Component data from apps and pages:
**********
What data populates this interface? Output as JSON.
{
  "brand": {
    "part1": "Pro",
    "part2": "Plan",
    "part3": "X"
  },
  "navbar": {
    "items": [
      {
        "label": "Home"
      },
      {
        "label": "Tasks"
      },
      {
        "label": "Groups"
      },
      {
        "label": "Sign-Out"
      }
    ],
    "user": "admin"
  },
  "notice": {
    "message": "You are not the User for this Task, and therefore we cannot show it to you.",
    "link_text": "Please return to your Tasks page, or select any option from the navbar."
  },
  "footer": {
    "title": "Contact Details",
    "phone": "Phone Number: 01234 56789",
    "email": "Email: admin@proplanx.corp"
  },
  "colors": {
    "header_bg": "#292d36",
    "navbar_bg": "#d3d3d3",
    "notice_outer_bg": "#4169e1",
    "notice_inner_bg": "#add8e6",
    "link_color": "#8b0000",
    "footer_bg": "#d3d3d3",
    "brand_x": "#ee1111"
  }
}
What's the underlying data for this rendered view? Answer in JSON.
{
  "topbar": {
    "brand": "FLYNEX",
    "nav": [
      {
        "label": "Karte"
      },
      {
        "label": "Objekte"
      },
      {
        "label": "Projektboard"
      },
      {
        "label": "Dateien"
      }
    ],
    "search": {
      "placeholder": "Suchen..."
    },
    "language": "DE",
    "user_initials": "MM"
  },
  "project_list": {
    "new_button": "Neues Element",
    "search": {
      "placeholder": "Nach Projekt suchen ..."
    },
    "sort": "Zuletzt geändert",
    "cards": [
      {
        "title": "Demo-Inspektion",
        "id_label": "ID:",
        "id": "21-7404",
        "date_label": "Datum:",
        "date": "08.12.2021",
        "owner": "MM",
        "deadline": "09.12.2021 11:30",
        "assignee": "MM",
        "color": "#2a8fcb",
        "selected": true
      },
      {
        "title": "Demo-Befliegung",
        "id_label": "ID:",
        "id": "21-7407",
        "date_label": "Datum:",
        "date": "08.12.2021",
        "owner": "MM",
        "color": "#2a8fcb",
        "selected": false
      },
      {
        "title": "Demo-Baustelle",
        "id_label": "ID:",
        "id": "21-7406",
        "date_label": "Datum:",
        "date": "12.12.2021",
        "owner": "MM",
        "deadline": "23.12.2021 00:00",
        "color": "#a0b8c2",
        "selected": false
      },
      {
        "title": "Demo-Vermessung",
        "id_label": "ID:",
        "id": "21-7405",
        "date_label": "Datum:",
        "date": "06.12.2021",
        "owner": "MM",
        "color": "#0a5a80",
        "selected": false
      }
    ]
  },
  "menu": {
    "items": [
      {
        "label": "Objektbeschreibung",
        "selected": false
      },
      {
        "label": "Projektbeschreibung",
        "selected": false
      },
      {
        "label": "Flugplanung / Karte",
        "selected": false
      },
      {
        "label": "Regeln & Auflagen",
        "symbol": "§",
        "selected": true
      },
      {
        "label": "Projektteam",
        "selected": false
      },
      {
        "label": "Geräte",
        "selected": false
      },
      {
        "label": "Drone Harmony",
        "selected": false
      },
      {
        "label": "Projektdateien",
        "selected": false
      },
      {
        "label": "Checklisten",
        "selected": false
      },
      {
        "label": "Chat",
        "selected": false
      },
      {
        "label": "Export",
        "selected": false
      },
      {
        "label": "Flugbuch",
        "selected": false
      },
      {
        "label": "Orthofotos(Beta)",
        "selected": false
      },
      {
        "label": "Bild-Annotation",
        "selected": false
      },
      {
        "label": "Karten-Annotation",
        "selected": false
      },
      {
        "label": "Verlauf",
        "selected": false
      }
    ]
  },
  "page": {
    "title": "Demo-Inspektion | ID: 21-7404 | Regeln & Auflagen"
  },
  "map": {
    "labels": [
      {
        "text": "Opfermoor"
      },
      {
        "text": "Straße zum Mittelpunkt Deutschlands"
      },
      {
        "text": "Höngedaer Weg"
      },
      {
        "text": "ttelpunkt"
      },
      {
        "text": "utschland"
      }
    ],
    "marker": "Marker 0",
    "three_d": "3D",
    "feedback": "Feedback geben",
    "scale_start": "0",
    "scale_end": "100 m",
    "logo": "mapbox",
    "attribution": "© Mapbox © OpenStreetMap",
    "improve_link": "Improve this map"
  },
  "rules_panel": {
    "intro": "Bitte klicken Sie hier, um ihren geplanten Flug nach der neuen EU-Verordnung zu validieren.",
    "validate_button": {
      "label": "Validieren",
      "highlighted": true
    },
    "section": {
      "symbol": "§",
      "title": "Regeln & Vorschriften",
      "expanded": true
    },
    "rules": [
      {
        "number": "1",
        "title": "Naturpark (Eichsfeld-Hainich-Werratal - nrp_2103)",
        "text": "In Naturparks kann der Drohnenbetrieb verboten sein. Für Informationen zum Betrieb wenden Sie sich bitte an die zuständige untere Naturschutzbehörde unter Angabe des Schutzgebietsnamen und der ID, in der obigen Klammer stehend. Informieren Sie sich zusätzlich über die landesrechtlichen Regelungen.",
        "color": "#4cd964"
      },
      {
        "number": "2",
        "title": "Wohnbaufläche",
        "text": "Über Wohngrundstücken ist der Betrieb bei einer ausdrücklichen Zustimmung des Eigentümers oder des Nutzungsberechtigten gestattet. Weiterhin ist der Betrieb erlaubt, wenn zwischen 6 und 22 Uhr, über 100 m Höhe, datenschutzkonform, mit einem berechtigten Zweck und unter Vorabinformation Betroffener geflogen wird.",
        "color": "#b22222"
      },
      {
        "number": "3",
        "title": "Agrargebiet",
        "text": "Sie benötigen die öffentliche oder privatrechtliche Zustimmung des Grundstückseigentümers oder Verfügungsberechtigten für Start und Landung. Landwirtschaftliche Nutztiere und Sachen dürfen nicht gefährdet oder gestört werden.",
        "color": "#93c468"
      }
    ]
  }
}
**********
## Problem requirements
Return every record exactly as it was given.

## Response for this exercise
What data populates this interface? Output as JSON.
{
  "brand": {
    "part1": "Pro",
    "part2": "Plan",
    "part3": "X"
  },
  "navbar": {
    "items": [
      {
        "label": "Home"
      },
      {
        "label": "Tasks"
      },
      {
        "label": "Groups"
      },
      {
        "label": "Sign-Out"
      }
    ],
    "user": "admin"
  },
  "notice": {
    "message": "You are not the User for this Task, and therefore we cannot show it to you.",
    "link_text": "Please return to your Tasks page, or select any option from the navbar."
  },
  "footer": {
    "title": "Contact Details",
    "phone": "Phone Number: 01234 56789",
    "email": "Email: admin@proplanx.corp"
  },
  "colors": {
    "header_bg": "#292d36",
    "navbar_bg": "#d3d3d3",
    "notice_outer_bg": "#4169e1",
    "notice_inner_bg": "#add8e6",
    "link_color": "#8b0000",
    "footer_bg": "#d3d3d3",
    "brand_x": "#ee1111"
  }
}
What's the underlying data for this rendered view? Answer in JSON.
{
  "topbar": {
    "brand": "FLYNEX",
    "nav": [
      {
        "label": "Karte"
      },
      {
        "label": "Objekte"
      },
      {
        "label": "Projektboard"
      },
      {
        "label": "Dateien"
      }
    ],
    "search": {
      "placeholder": "Suchen..."
    },
    "language": "DE",
    "user_initials": "MM"
  },
  "project_list": {
    "new_button": "Neues Element",
    "search": {
      "placeholder": "Nach Projekt suchen ..."
    },
    "sort": "Zuletzt geändert",
    "cards": [
      {
        "title": "Demo-Inspektion",
        "id_label": "ID:",
        "id": "21-7404",
        "date_label": "Datum:",
        "date": "08.12.2021",
        "owner": "MM",
        "deadline": "09.12.2021 11:30",
        "assignee": "MM",
        "color": "#2a8fcb",
        "selected": true
      },
      {
        "title": "Demo-Befliegung",
        "id_label": "ID:",
        "id": "21-7407",
        "date_label": "Datum:",
        "date": "08.12.2021",
        "owner": "MM",
        "color": "#2a8fcb",
        "selected": false
      },
      {
        "title": "Demo-Baustelle",
        "id_label": "ID:",
        "id": "21-7406",
        "date_label": "Datum:",
        "date": "12.12.2021",
        "owner": "MM",
        "deadline": "23.12.2021 00:00",
        "color": "#a0b8c2",
        "selected": false
      },
      {
        "title": "Demo-Vermessung",
        "id_label": "ID:",
        "id": "21-7405",
        "date_label": "Datum:",
        "date": "06.12.2021",
        "owner": "MM",
        "color": "#0a5a80",
        "selected": false
      }
    ]
  },
  "menu": {
    "items": [
      {
        "label": "Objektbeschreibung",
        "selected": false
      },
      {
        "label": "Projektbeschreibung",
        "selected": false
      },
      {
        "label": "Flugplanung / Karte",
        "selected": false
      },
      {
        "label": "Regeln & Auflagen",
        "symbol": "§",
        "selected": true
      },
      {
        "label": "Projektteam",
        "selected": false
      },
      {
        "label": "Geräte",
        "selected": false
      },
      {
        "label": "Drone Harmony",
        "selected": false
      },
      {
        "label": "Projektdateien",
        "selected": false
      },
      {
        "label": "Checklisten",
        "selected": false
      },
      {
        "label": "Chat",
        "selected": false
      },
      {
        "label": "Export",
        "selected": false
      },
      {
        "label": "Flugbuch",
        "selected": false
      },
      {
        "label": "Orthofotos(Beta)",
        "selected": false
      },
      {
        "label": "Bild-Annotation",
        "selected": false
      },
      {
        "label": "Karten-Annotation",
        "selected": false
      },
      {
        "label": "Verlauf",
        "selected": false
      }
    ]
  },
  "page": {
    "title": "Demo-Inspektion | ID: 21-7404 | Regeln & Auflagen"
  },
  "map": {
    "labels": [
      {
        "text": "Opfermoor"
      },
      {
        "text": "Straße zum Mittelpunkt Deutschlands"
      },
      {
        "text": "Höngedaer Weg"
      },
      {
        "text": "ttelpunkt"
      },
      {
        "text": "utschland"
      }
    ],
    "marker": "Marker 0",
    "three_d": "3D",
    "feedback": "Feedback geben",
    "scale_start": "0",
    "scale_end": "100 m",
    "logo": "mapbox",
    "attribution": "© Mapbox © OpenStreetMap",
    "improve_link": "Improve this map"
  },
  "rules_panel": {
    "intro": "Bitte klicken Sie hier, um ihren geplanten Flug nach der neuen EU-Verordnung zu validieren.",
    "validate_button": {
      "label": "Validieren",
      "highlighted": true
    },
    "section": {
      "symbol": "§",
      "title": "Regeln & Vorschriften",
      "expanded": true
    },
    "rules": [
      {
        "number": "1",
        "title": "Naturpark (Eichsfeld-Hainich-Werratal - nrp_2103)",
        "text": "In Naturparks kann der Drohnenbetrieb verboten sein. Für Informationen zum Betrieb wenden Sie sich bitte an die zuständige untere Naturschutzbehörde unter Angabe des Schutzgebietsnamen und der ID, in der obigen Klammer stehend. Informieren Sie sich zusätzlich über die landesrechtlichen Regelungen.",
        "color": "#4cd964"
      },
      {
        "number": "2",
        "title": "Wohnbaufläche",
        "text": "Über Wohngrundstücken ist der Betrieb bei einer ausdrücklichen Zustimmung des Eigentümers oder des Nutzungsberechtigten gestattet. Weiterhin ist der Betrieb erlaubt, wenn zwischen 6 und 22 Uhr, über 100 m Höhe, datenschutzkonform, mit einem berechtigten Zweck und unter Vorabinformation Betroffener geflogen wird.",
        "color": "#b22222"
      },
      {
        "number": "3",
        "title": "Agrargebiet",
        "text": "Sie benötigen die öffentliche oder privatrechtliche Zustimmung des Grundstückseigentümers oder Verfügungsberechtigten für Start und Landung. Landwirtschaftliche Nutztiere und Sachen dürfen nicht gefährdet oder gestört werden.",
        "color": "#93c468"
      }
    ]
  }
}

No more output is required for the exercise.